▶ Data excerpts

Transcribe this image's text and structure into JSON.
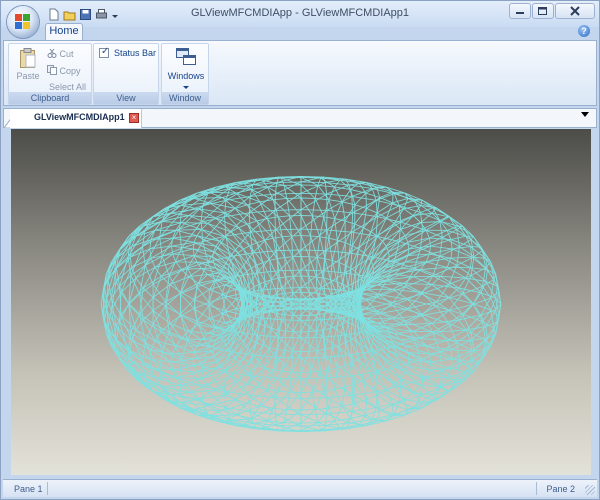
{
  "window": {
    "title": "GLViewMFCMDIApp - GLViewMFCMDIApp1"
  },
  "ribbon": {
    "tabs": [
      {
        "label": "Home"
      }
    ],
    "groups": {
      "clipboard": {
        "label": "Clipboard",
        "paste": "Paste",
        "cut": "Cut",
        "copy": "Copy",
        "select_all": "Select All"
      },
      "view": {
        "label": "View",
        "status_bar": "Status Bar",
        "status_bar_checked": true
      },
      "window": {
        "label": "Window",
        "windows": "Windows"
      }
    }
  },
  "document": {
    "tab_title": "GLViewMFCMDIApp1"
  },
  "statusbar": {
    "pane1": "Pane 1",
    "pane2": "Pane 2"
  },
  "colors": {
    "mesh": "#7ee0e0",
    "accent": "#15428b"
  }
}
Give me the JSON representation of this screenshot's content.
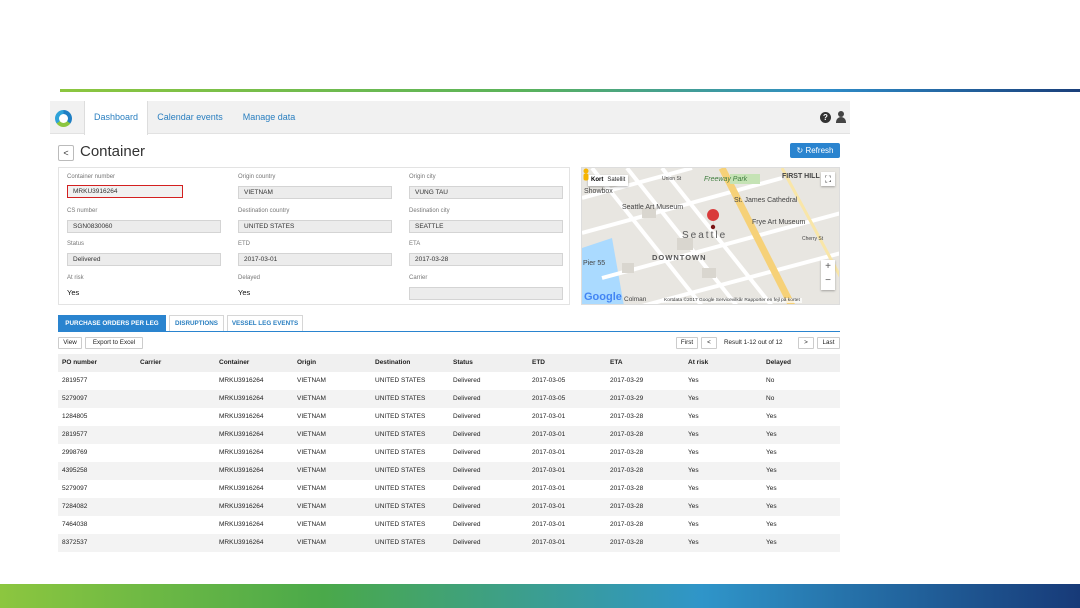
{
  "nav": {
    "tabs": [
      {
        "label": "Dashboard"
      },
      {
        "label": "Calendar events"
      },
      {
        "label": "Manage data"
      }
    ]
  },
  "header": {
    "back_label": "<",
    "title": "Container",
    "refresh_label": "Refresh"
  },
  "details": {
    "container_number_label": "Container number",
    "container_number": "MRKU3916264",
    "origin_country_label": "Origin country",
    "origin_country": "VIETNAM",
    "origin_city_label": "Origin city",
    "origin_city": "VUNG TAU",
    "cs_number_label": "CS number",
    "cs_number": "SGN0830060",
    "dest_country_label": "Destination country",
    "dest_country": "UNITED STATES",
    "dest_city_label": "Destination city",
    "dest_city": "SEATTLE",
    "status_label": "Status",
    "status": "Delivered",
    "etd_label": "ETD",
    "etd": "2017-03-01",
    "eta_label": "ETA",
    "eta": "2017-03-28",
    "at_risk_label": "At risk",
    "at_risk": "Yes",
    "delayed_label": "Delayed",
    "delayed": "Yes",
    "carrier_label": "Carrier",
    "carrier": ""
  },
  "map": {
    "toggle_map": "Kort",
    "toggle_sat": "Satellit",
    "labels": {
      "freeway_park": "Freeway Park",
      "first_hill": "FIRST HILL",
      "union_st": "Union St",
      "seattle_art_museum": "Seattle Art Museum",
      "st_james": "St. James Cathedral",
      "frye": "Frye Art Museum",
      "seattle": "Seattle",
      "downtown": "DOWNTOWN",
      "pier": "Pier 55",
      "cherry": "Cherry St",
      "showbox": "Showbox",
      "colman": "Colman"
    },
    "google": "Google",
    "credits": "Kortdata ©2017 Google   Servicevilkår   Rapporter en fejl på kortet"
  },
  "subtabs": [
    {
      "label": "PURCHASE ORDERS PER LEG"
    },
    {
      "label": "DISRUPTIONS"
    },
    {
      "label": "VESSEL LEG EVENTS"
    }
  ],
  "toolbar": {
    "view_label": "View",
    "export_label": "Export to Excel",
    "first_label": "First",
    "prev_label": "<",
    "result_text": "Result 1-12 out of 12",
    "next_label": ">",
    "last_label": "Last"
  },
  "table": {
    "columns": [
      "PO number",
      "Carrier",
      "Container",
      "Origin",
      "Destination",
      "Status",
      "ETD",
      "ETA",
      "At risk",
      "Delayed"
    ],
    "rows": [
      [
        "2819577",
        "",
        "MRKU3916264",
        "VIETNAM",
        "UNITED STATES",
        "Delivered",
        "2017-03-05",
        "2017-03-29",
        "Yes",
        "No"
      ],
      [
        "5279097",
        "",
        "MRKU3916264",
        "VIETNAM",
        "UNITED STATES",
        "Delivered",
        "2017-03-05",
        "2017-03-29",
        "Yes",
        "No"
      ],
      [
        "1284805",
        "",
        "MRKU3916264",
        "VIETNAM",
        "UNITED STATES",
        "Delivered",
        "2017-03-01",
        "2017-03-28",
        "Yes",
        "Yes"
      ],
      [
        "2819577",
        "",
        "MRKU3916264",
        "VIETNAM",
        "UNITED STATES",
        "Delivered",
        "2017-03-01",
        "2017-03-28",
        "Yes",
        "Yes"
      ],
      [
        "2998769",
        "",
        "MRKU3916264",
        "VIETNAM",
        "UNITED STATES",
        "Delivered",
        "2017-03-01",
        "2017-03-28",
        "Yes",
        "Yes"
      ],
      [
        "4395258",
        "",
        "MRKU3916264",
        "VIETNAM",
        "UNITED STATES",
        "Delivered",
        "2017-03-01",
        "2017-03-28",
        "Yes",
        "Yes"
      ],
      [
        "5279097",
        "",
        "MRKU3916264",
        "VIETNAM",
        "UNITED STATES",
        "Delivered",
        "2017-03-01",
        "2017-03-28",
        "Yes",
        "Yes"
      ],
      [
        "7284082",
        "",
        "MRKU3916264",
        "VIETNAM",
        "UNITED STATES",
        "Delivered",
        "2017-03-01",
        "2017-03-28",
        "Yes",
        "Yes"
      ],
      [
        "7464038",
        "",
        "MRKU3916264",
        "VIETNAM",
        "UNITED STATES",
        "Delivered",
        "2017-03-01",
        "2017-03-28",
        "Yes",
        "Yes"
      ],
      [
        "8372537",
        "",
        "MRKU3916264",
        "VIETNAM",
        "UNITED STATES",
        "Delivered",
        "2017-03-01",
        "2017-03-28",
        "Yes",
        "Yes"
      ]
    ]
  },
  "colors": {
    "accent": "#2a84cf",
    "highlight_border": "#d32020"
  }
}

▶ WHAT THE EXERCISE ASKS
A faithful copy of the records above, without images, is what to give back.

▶ EXERCISE RESPONSE
Transcribe this image's text and structure into JSON.
{
  "window": {
    "title": "GLViewMFCMDIApp - GLViewMFCMDIApp1"
  },
  "ribbon": {
    "tabs": [
      {
        "label": "Home"
      }
    ],
    "groups": {
      "clipboard": {
        "label": "Clipboard",
        "paste": "Paste",
        "cut": "Cut",
        "copy": "Copy",
        "select_all": "Select All"
      },
      "view": {
        "label": "View",
        "status_bar": "Status Bar",
        "status_bar_checked": true
      },
      "window": {
        "label": "Window",
        "windows": "Windows"
      }
    }
  },
  "document": {
    "tab_title": "GLViewMFCMDIApp1"
  },
  "statusbar": {
    "pane1": "Pane 1",
    "pane2": "Pane 2"
  },
  "colors": {
    "mesh": "#7ee0e0",
    "accent": "#15428b"
  }
}
Give me the JSON representation of this screenshot's content.
{
  "nav": {
    "tabs": [
      {
        "label": "Dashboard"
      },
      {
        "label": "Calendar events"
      },
      {
        "label": "Manage data"
      }
    ]
  },
  "header": {
    "back_label": "<",
    "title": "Container",
    "refresh_label": "Refresh"
  },
  "details": {
    "container_number_label": "Container number",
    "container_number": "MRKU3916264",
    "origin_country_label": "Origin country",
    "origin_country": "VIETNAM",
    "origin_city_label": "Origin city",
    "origin_city": "VUNG TAU",
    "cs_number_label": "CS number",
    "cs_number": "SGN0830060",
    "dest_country_label": "Destination country",
    "dest_country": "UNITED STATES",
    "dest_city_label": "Destination city",
    "dest_city": "SEATTLE",
    "status_label": "Status",
    "status": "Delivered",
    "etd_label": "ETD",
    "etd": "2017-03-01",
    "eta_label": "ETA",
    "eta": "2017-03-28",
    "at_risk_label": "At risk",
    "at_risk": "Yes",
    "delayed_label": "Delayed",
    "delayed": "Yes",
    "carrier_label": "Carrier",
    "carrier": ""
  },
  "map": {
    "toggle_map": "Kort",
    "toggle_sat": "Satellit",
    "labels": {
      "freeway_park": "Freeway Park",
      "first_hill": "FIRST HILL",
      "union_st": "Union St",
      "seattle_art_museum": "Seattle Art Museum",
      "st_james": "St. James Cathedral",
      "frye": "Frye Art Museum",
      "seattle": "Seattle",
      "downtown": "DOWNTOWN",
      "pier": "Pier 55",
      "cherry": "Cherry St",
      "showbox": "Showbox",
      "colman": "Colman"
    },
    "google": "Google",
    "credits": "Kortdata ©2017 Google   Servicevilkår   Rapporter en fejl på kortet"
  },
  "subtabs": [
    {
      "label": "PURCHASE ORDERS PER LEG"
    },
    {
      "label": "DISRUPTIONS"
    },
    {
      "label": "VESSEL LEG EVENTS"
    }
  ],
  "toolbar": {
    "view_label": "View",
    "export_label": "Export to Excel",
    "first_label": "First",
    "prev_label": "<",
    "result_text": "Result 1-12 out of 12",
    "next_label": ">",
    "last_label": "Last"
  },
  "table": {
    "columns": [
      "PO number",
      "Carrier",
      "Container",
      "Origin",
      "Destination",
      "Status",
      "ETD",
      "ETA",
      "At risk",
      "Delayed"
    ],
    "rows": [
      [
        "2819577",
        "",
        "MRKU3916264",
        "VIETNAM",
        "UNITED STATES",
        "Delivered",
        "2017-03-05",
        "2017-03-29",
        "Yes",
        "No"
      ],
      [
        "5279097",
        "",
        "MRKU3916264",
        "VIETNAM",
        "UNITED STATES",
        "Delivered",
        "2017-03-05",
        "2017-03-29",
        "Yes",
        "No"
      ],
      [
        "1284805",
        "",
        "MRKU3916264",
        "VIETNAM",
        "UNITED STATES",
        "Delivered",
        "2017-03-01",
        "2017-03-28",
        "Yes",
        "Yes"
      ],
      [
        "2819577",
        "",
        "MRKU3916264",
        "VIETNAM",
        "UNITED STATES",
        "Delivered",
        "2017-03-01",
        "2017-03-28",
        "Yes",
        "Yes"
      ],
      [
        "2998769",
        "",
        "MRKU3916264",
        "VIETNAM",
        "UNITED STATES",
        "Delivered",
        "2017-03-01",
        "2017-03-28",
        "Yes",
        "Yes"
      ],
      [
        "4395258",
        "",
        "MRKU3916264",
        "VIETNAM",
        "UNITED STATES",
        "Delivered",
        "2017-03-01",
        "2017-03-28",
        "Yes",
        "Yes"
      ],
      [
        "5279097",
        "",
        "MRKU3916264",
        "VIETNAM",
        "UNITED STATES",
        "Delivered",
        "2017-03-01",
        "2017-03-28",
        "Yes",
        "Yes"
      ],
      [
        "7284082",
        "",
        "MRKU3916264",
        "VIETNAM",
        "UNITED STATES",
        "Delivered",
        "2017-03-01",
        "2017-03-28",
        "Yes",
        "Yes"
      ],
      [
        "7464038",
        "",
        "MRKU3916264",
        "VIETNAM",
        "UNITED STATES",
        "Delivered",
        "2017-03-01",
        "2017-03-28",
        "Yes",
        "Yes"
      ],
      [
        "8372537",
        "",
        "MRKU3916264",
        "VIETNAM",
        "UNITED STATES",
        "Delivered",
        "2017-03-01",
        "2017-03-28",
        "Yes",
        "Yes"
      ]
    ]
  },
  "colors": {
    "accent": "#2a84cf",
    "highlight_border": "#d32020"
  }
}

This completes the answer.